However, many young people in Yorkshire and Humber also face bullying, exclusion and a range of pressures to maintain their friendships and popularity. 42% of respondents in Yorkshire and Humber said that people had excluded them online in the last year, with 53% thinking it is important for friends to include them in group chats. 67% say it’s important for their friends to reply to their messages as soon as they’ve seen them. Still, many young people in Yorkshire and Humber are rejecting these pressures with 41% saying that they do not feel they must use social media to be popular or liked.
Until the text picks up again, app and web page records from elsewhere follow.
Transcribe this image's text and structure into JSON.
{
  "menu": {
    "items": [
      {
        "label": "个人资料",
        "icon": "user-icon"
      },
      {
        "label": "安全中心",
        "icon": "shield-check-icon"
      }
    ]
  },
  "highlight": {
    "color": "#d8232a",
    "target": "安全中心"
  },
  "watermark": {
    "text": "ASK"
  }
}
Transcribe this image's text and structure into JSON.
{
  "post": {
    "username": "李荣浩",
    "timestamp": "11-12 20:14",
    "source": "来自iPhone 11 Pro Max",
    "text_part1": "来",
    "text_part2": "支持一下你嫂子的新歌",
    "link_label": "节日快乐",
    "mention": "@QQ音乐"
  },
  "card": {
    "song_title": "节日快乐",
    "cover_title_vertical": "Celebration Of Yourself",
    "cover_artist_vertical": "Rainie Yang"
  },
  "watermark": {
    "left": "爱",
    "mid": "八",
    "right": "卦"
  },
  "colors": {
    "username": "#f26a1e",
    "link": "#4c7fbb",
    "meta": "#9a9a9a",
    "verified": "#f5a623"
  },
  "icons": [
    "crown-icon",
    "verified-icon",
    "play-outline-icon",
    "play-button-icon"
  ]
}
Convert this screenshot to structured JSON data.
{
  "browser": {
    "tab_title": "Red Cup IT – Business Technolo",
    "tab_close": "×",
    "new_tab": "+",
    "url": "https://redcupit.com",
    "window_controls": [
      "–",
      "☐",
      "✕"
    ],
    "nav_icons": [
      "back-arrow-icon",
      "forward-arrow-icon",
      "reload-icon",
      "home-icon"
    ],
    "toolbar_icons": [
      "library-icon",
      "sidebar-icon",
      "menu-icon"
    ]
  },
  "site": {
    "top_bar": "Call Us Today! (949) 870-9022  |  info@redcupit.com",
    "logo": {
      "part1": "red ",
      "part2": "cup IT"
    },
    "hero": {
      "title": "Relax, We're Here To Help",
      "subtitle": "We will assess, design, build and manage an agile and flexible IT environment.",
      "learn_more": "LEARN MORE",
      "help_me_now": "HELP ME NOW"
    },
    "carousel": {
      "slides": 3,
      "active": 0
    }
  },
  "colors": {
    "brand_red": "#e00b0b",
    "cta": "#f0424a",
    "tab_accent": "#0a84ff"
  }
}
With reforms to Relationships and Sex Education on the horizon, it’s positive to see the majority 75% of young people in Yorkshire and Humber wanted their school to teach them about cyberbullying and how to manage friendships online. However, one in ten of those surveyed say that they have not been taught this in school.

The UK Safer Internet Centre – comprised of Childnet, Internet Watch Foundation and South West Grid for Learning – believe that the key to continuing the positive use of the internet is to empower young people with the skills they need to navigate the online world in a safe and respectful way, and to ensure schools, parents and carers and other members of the children’s workforce have the tools to support young people to do so.

Will Gardner, a Director of the UK Safer Internet Centre and CEO of Childnet, says:

“It’s clear that technology is having an impact on how young people develop relationships, interact with each other and express themselves. Today’s findings are encouraging, highlighting that the majority of young people’s experiences of the internet in Yorkshire and Humber are positive in this regard. However we also see that there is a negative side, including where young people face pressures in their online friendships.

“Safer Internet Day gives us the unique opportunity to collectively promote respect and empathy online, inspire young people to harness their enthusiasm and creativity, and support them to build positive online experiences for everyone. It is inspirational to see so many different organisations and individuals come together today to build a better internet. We want to make sure that every young person feels equipped and empowered to make positive decisions when interacting online – be it on gaming sites, messaging apps or social sharing platforms.”

Margot James, Minister for Digital and the Creative Industries says:

“As today’s figures show, the Internet can and does have a positive effect on young people’s lives but we must all recognise the dangers that can be found online.

“Only by working together can government, industry, parents, schools and communities harness the power of the internet for good and reduce its risks.

“It is fantastic to see this ambition reflected on Safer Internet Day with hundreds of organisations coming together across the UK to raise awareness and empower young people.”

Safer Internet Day 2018, 6th February 2018, 15:26 PM